The AFI Film Fest has announced the Centerpiece Galas. Both The Disaster Artist and Hostiles are going to get a boost, but Call Me by Your Name really did not need the fest to showcase since it’s been doing pretty well so far. Hostiles is a moody, redemptive western anchored by a great performance by Christian Bale. It will stand out this year because it is one of the few films in the race that qualifies as an epic.
CALL ME BY YOUR NAME — The new film from Sony Pictures Classics by Luca Guadagnino is a sensual and transcendent tale of first love, based on the acclaimed novel by André Aciman. It’s the summer of 1983 in the north of Italy, and Elio Perlman (Timothée Chalamet), a precocious 17-year-old American-Italian boy, spends his days in his family’s 17th-century villa, transcribing and playing classical music, reading and flirting with his friend Marzia (Esther Garrel). Elio enjoys a close relationship with his father (Michael Stuhlbarg), an eminent professor specializing in Greco-Roman culture, and his mother Annella (Amira Casar), a translator, who favor him with the fruits of high culture in a setting that overflows with natural delights. While Elio’s sophistication and intellectual gifts suggest he is already a fully-fledged adult, there is much that yet remains innocent and unformed about him, particularly about matters of the heart. One day, Oliver (Armie Hammer), a charming American scholar working on his doctorate, arrives as the annual summer intern tasked with helping Elio’s father. Amid the sun-drenched splendor of the setting, Elio and Oliver discover the heady beauty of awakening desire over the course of a summer that will alter their lives forever.
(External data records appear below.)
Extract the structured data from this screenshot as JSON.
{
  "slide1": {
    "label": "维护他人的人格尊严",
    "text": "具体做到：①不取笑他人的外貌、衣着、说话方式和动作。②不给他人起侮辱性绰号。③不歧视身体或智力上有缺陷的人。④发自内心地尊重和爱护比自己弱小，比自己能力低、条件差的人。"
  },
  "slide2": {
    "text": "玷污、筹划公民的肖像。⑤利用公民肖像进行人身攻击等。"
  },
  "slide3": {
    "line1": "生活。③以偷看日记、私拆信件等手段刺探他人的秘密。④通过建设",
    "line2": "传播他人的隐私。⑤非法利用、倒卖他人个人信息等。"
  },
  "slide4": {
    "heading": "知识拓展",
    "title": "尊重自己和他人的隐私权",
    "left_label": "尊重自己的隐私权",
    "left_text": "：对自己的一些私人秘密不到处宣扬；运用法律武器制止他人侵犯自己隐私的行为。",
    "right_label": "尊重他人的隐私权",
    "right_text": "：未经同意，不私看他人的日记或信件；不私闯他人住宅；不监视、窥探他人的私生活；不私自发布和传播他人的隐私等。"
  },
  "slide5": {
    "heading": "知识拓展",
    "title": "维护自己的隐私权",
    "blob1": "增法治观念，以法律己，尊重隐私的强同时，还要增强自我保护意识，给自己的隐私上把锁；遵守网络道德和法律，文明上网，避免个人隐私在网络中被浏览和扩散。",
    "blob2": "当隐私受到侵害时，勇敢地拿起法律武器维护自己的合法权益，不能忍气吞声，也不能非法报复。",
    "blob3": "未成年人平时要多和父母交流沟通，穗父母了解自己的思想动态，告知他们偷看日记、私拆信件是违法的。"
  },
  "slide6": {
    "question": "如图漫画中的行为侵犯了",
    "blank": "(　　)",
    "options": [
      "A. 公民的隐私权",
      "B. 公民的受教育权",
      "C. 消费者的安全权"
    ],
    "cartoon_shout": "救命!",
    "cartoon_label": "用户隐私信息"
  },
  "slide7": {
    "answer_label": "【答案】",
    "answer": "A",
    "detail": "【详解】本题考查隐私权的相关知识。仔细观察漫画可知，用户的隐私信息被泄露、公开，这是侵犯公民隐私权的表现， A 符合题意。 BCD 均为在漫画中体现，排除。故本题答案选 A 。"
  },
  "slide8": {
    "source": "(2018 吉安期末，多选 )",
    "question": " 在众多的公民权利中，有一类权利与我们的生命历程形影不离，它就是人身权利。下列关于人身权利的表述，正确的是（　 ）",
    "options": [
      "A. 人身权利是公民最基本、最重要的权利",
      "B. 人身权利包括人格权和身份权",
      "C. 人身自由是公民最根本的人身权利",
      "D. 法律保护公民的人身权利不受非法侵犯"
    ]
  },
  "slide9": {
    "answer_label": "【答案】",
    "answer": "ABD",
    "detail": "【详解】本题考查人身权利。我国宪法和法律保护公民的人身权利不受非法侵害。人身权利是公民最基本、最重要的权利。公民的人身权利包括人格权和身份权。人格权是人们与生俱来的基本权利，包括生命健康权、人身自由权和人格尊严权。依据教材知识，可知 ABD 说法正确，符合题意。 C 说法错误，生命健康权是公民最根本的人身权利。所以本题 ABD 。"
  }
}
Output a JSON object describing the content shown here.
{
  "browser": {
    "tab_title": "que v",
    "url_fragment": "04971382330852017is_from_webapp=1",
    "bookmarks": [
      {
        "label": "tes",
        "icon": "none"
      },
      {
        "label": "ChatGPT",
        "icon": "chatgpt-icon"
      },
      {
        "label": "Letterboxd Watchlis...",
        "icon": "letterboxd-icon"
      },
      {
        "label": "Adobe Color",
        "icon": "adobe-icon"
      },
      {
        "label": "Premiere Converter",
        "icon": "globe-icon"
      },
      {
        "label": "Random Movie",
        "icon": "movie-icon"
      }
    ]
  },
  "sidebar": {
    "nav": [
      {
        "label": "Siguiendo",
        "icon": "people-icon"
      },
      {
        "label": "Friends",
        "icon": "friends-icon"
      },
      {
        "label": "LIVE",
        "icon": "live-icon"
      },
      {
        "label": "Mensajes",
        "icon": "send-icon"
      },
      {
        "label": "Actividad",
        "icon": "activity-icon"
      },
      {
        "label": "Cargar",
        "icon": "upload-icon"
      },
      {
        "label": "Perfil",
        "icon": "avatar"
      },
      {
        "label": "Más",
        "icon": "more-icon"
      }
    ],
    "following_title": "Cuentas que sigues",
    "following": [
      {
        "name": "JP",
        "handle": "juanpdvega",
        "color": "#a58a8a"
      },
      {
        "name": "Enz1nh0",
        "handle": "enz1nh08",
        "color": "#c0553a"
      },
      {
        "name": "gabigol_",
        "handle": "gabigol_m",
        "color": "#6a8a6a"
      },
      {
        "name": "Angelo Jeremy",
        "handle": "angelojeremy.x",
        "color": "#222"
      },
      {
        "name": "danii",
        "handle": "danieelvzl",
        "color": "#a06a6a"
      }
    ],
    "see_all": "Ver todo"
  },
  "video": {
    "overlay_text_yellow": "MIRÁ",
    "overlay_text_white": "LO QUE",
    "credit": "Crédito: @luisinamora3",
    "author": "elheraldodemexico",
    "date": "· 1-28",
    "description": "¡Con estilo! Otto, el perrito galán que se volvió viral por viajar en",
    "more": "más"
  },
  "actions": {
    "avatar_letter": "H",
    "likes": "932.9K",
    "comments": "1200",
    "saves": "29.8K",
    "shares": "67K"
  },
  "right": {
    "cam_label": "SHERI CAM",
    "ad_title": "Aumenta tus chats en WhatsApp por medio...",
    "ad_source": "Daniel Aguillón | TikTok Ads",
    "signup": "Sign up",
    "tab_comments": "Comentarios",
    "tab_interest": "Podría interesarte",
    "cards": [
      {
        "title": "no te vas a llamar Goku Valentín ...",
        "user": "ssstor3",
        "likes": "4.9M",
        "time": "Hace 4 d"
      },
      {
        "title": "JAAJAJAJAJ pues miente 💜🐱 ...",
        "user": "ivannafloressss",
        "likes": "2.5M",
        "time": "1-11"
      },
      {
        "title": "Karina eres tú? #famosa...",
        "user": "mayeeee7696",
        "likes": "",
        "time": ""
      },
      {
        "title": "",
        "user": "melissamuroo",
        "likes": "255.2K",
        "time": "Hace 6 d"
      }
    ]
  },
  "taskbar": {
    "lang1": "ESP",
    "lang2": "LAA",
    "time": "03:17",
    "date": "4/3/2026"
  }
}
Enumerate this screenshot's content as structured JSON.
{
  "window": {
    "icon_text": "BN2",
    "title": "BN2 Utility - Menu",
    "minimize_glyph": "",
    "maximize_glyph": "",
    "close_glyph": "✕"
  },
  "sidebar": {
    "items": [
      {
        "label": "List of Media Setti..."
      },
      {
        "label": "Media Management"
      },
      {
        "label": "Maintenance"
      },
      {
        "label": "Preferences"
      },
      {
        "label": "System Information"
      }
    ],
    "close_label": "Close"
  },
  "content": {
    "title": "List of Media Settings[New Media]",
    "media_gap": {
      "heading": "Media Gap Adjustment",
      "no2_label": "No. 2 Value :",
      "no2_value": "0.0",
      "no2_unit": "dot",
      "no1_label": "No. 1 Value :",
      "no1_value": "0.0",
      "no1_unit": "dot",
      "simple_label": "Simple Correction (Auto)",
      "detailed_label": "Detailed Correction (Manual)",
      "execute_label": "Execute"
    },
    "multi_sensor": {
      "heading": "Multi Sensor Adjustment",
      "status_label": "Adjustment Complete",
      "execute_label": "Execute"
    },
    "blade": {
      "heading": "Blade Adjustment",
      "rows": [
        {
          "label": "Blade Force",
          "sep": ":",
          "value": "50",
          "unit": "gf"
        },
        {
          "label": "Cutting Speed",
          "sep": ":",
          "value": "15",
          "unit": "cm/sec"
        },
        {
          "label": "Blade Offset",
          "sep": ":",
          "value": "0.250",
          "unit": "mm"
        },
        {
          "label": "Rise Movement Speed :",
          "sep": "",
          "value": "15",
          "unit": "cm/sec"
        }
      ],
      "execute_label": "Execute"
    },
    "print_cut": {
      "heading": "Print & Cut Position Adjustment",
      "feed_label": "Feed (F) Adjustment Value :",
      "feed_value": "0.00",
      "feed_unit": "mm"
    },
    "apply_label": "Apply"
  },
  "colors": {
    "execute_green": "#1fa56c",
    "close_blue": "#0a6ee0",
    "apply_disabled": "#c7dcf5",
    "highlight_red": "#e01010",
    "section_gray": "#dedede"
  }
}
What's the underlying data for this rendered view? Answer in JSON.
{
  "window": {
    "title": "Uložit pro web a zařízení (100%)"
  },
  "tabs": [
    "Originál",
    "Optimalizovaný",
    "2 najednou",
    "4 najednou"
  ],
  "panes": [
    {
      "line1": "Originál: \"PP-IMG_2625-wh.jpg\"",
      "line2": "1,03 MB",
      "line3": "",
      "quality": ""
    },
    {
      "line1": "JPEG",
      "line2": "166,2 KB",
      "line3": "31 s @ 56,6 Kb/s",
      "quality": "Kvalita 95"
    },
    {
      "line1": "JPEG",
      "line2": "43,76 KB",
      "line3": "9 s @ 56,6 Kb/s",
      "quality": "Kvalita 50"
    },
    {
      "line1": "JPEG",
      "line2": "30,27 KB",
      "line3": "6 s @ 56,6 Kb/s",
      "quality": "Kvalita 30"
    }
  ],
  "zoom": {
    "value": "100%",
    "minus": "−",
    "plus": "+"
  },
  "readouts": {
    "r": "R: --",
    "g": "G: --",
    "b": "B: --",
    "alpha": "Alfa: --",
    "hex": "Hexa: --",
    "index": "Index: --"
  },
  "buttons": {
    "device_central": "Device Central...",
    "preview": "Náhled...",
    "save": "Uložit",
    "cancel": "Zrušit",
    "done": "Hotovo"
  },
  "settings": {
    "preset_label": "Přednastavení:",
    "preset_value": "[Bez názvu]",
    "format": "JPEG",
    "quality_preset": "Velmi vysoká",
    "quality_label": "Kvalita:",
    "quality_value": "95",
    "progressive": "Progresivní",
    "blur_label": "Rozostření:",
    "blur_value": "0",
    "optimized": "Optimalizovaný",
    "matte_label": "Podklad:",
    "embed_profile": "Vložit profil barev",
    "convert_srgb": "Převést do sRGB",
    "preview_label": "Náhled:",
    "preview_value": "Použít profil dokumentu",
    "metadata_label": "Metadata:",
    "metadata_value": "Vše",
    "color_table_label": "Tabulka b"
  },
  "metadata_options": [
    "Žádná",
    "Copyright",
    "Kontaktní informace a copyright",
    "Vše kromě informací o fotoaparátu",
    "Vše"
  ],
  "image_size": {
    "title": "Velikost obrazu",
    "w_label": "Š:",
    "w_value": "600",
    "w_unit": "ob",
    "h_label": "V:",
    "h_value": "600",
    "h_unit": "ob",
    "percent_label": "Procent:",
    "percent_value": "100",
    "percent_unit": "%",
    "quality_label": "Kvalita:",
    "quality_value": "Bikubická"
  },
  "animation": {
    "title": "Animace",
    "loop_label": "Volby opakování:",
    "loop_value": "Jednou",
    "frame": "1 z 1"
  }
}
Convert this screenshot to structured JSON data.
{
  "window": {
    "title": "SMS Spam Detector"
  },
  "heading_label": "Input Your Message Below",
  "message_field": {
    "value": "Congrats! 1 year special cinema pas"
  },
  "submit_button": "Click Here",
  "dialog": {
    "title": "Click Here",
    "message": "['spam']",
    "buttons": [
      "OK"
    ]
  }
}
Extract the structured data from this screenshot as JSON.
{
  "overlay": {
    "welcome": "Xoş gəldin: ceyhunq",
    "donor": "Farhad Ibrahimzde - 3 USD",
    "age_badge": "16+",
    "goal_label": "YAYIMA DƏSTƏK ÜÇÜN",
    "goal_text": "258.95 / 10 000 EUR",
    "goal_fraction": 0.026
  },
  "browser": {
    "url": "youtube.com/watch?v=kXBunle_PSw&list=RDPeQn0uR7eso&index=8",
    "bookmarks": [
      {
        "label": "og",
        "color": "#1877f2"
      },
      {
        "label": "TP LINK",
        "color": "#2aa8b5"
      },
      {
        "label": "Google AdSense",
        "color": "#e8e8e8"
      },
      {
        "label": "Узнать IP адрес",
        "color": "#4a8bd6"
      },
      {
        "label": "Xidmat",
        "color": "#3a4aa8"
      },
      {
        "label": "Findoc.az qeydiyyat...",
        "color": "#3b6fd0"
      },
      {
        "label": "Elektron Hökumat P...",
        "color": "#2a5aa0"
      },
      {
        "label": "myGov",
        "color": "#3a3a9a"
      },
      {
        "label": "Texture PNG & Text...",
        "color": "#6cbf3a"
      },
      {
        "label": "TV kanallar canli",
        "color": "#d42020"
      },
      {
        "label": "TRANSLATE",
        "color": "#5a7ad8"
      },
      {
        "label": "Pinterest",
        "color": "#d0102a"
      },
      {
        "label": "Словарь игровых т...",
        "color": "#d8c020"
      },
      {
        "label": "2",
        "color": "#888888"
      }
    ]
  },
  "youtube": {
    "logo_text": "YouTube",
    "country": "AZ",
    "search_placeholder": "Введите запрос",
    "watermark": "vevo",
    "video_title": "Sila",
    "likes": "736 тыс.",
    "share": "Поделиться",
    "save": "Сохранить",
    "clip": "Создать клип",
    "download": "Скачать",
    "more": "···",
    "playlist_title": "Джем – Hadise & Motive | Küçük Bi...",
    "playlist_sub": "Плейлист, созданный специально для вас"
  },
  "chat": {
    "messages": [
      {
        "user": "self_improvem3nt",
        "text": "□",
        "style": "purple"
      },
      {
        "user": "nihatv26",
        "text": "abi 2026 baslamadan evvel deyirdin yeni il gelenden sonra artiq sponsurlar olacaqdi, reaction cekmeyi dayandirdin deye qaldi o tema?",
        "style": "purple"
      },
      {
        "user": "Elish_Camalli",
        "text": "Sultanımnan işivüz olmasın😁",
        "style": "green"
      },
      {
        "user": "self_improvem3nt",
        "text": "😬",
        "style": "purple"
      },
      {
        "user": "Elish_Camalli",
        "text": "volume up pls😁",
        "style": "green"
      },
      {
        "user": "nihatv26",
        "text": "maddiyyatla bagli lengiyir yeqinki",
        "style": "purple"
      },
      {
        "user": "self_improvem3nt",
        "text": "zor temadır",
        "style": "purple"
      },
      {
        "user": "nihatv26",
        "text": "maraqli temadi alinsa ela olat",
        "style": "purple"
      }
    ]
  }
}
THE DISASTER ARTIST — Director James Franco reimagines the tragicomic true story of aspiring filmmaker and infamous Hollywood outsider Tommy Wiseau — an artist whose passion was as sincere as his methods were questionable — as a celebration of friendship, artistic expression and dreams pursued against insurmountable odds. Based on Greg Sestero’s bestselling tell-all about the making of Wiseau’s cult-classic disaster piece THE ROOM (“The Greatest Bad Movie Ever Made”), THE DISASTER ARTIST is a hilarious and welcome reminder that there is more than one way to become a legend — and no limit to what you can achieve when you have absolutely no idea what you’re doing. Franco directs, produces and stars in the film, delivering a transformative performance as Wiseau in this A24 release.
HOSTILES — Set in 1892 at the cusp of the Industrial Revolution, the buffalo gone, America’s indigenous population vanquished and the frontier rapidly disappearing into settlements and cities, two bitter adversaries of the Indian Wars are forced into a final, unexpected encounter. Cavalry Captain Joseph Blocker (Christian Bale), a former war hero turned jailer, and Yellow Hawk (Wes Studi), a Northern Cheyenne war chief turned prisoner, are forced to partake in a hollow publicity stunt to bolster the personal and political fortunes of Blocker’s commanding officer. Stuck in Fort Berringer, a miserable New Mexican prison outpost, Yellow Hawk is to be released to Blocker and returned to the Cheyenne homeland in Montana. It’s a particularly cynical gambit, as Yellow Hawk is dying and upon his death, his family will be imprisoned on a reservation. A belligerent Blocker believes the Chief should die in prison and is threatened with court martial when he refuses to accompany his enemy home. The plan is set in motion and Blocker, his men, Yellow Hawk and his family become complicated traveling companions. Not long after their departure, the group happens upon Rosalee Quaid (Rosamund Pike), a traumatized survivor of a Comanche massacre, and she reluctantly joins. Blocker, Yellow Hawk and Quaid turn into the unlikely heart of HOSTILES. They are tenacious fighters who have been shaped by suffering, violence and loss. Compelled to work together to endure and survive a 1,000-mile journey of Odyssey-like proportions, they’re forced to confront their preconceived notions of one another, and realize that the worst of their differences were created by forces beyond their control. Their transformation from a place of antagonism and fear to one of compassion and tolerance is a testament to the resilience of the human spirit and our capacity for change. HOSTILES features cinematography by AFI Conservatory alumnus Masanobu Takayanagi (Class of 2002).